* [EXTRACTED INFORMATION]:
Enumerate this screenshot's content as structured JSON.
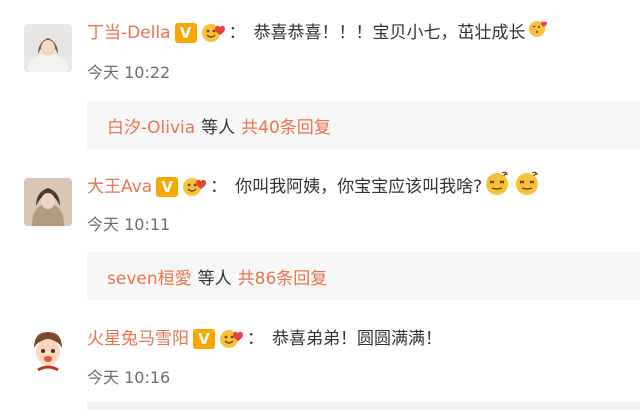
{
  "comments": [
    {
      "username": "丁当-Della",
      "vip_badge": "V",
      "text": "恭喜恭喜！！！宝贝小七，茁壮成长",
      "emoji": "kiss-heart-emoji-icon",
      "time": "今天 10:22",
      "reply": {
        "user": "白汐-Olivia",
        "mid": "等人",
        "count": "共40条回复"
      }
    },
    {
      "username": "大王Ava",
      "vip_badge": "V",
      "text": "你叫我阿姨，你宝宝应该叫我啥?",
      "emoji": "dizzy-face-emoji-icon",
      "time": "今天 10:11",
      "reply": {
        "user": "seven桓愛",
        "mid": "等人",
        "count": "共86条回复"
      }
    },
    {
      "username": "火星兔马雪阳",
      "vip_badge": "V",
      "text": "恭喜弟弟！圆圆满满！",
      "time": "今天 10:16"
    }
  ],
  "colors": {
    "username": "#eb7350",
    "badge": "#f6a800",
    "reply_bg": "#f7f7f7",
    "time": "#6e6e6e"
  }
}
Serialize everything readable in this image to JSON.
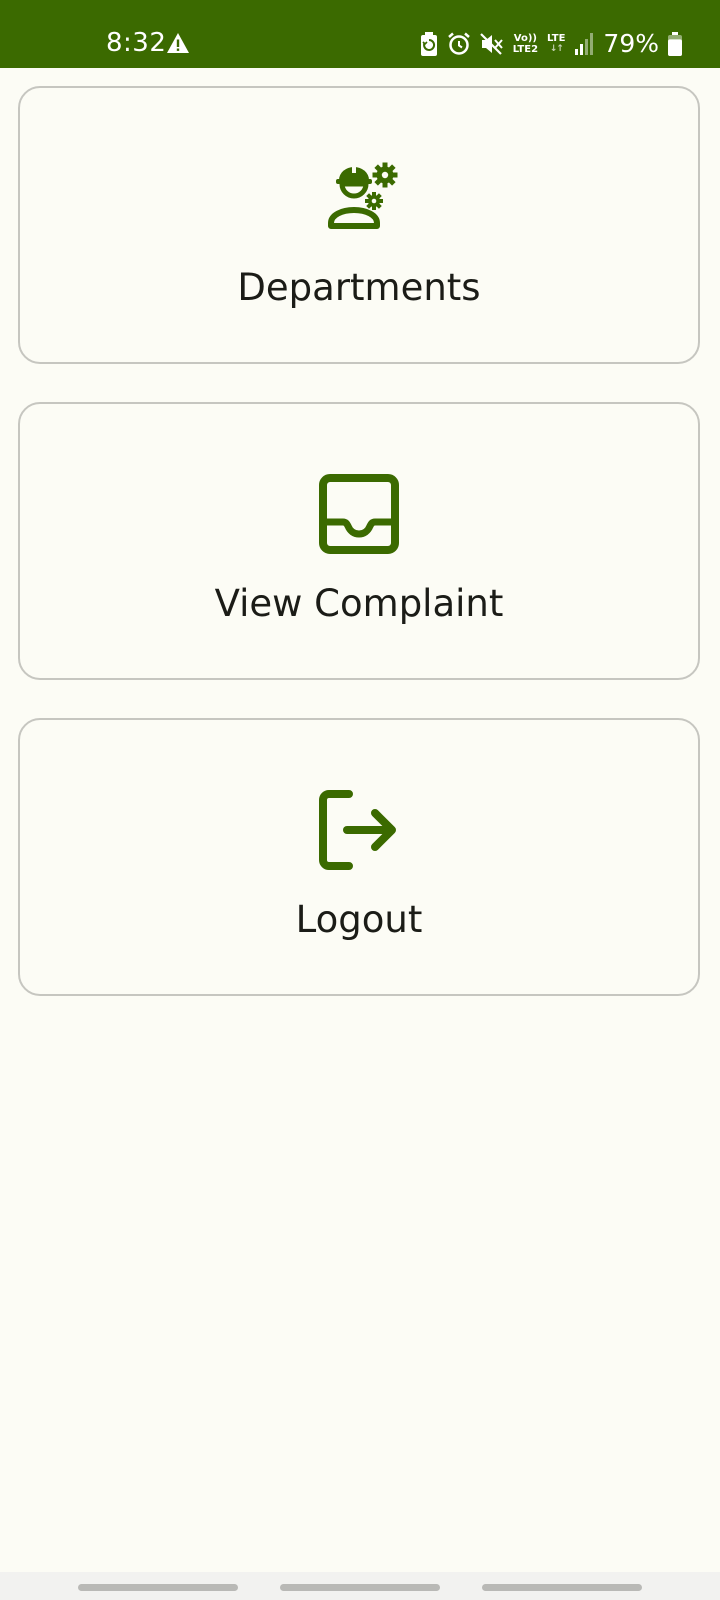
{
  "status_bar": {
    "time": "8:32",
    "volte_top": "Vo))",
    "volte_bottom": "LTE2",
    "lte_top": "LTE",
    "lte_bottom": "↓↑",
    "battery_percent": "79%",
    "battery_level": 0.79,
    "background_color": "#3b6a00"
  },
  "menu": {
    "accent_color": "#3b6a00",
    "items": [
      {
        "label": "Departments",
        "icon": "engineer-gears-icon"
      },
      {
        "label": "View Complaint",
        "icon": "inbox-tray-icon"
      },
      {
        "label": "Logout",
        "icon": "logout-icon"
      }
    ]
  }
}
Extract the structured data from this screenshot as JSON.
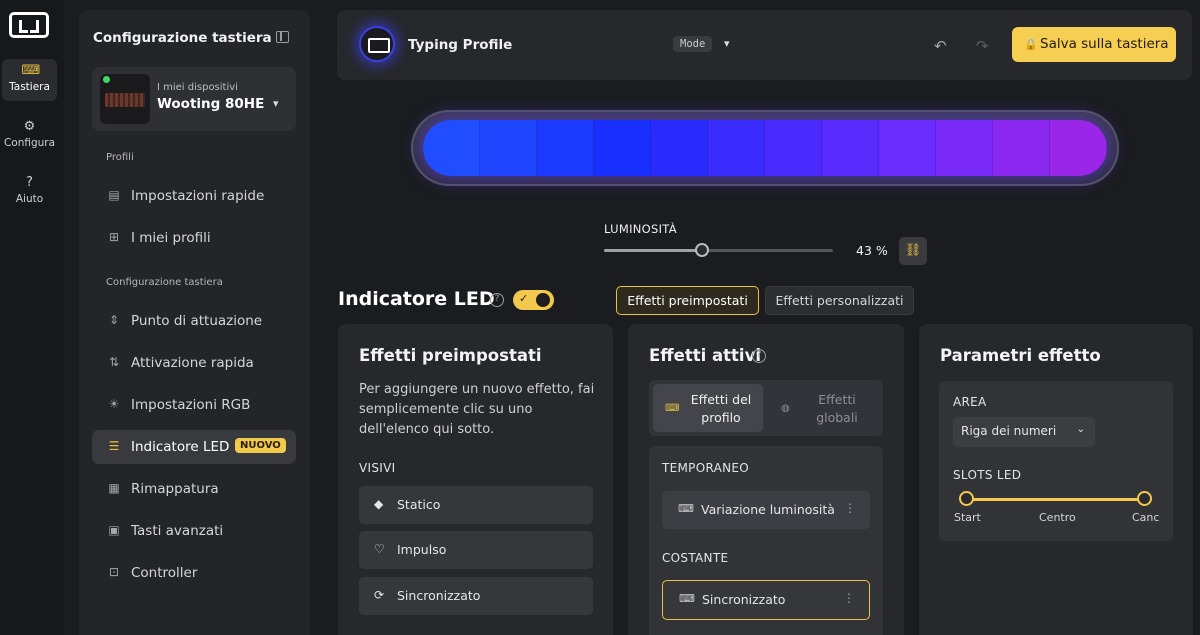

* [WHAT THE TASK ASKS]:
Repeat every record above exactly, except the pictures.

* [REPLY TO THE TASK]:
Enumerate this screenshot's content as structured JSON.
{
  "comments": [
    {
      "username": "丁当-Della",
      "vip_badge": "V",
      "text": "恭喜恭喜！！！宝贝小七，茁壮成长",
      "emoji": "kiss-heart-emoji-icon",
      "time": "今天 10:22",
      "reply": {
        "user": "白汐-Olivia",
        "mid": "等人",
        "count": "共40条回复"
      }
    },
    {
      "username": "大王Ava",
      "vip_badge": "V",
      "text": "你叫我阿姨，你宝宝应该叫我啥?",
      "emoji": "dizzy-face-emoji-icon",
      "time": "今天 10:11",
      "reply": {
        "user": "seven桓愛",
        "mid": "等人",
        "count": "共86条回复"
      }
    },
    {
      "username": "火星兔马雪阳",
      "vip_badge": "V",
      "text": "恭喜弟弟！圆圆满满！",
      "time": "今天 10:16"
    }
  ],
  "colors": {
    "username": "#eb7350",
    "badge": "#f6a800",
    "reply_bg": "#f7f7f7",
    "time": "#6e6e6e"
  }
}
Serialize everything readable in this image to JSON.
{
  "status_bar": {
    "time": "8:32",
    "volte_top": "Vo))",
    "volte_bottom": "LTE2",
    "lte_top": "LTE",
    "lte_bottom": "↓↑",
    "battery_percent": "79%",
    "battery_level": 0.79,
    "background_color": "#3b6a00"
  },
  "menu": {
    "accent_color": "#3b6a00",
    "items": [
      {
        "label": "Departments",
        "icon": "engineer-gears-icon"
      },
      {
        "label": "View Complaint",
        "icon": "inbox-tray-icon"
      },
      {
        "label": "Logout",
        "icon": "logout-icon"
      }
    ]
  }
}
Extract the structured data from this screenshot as JSON.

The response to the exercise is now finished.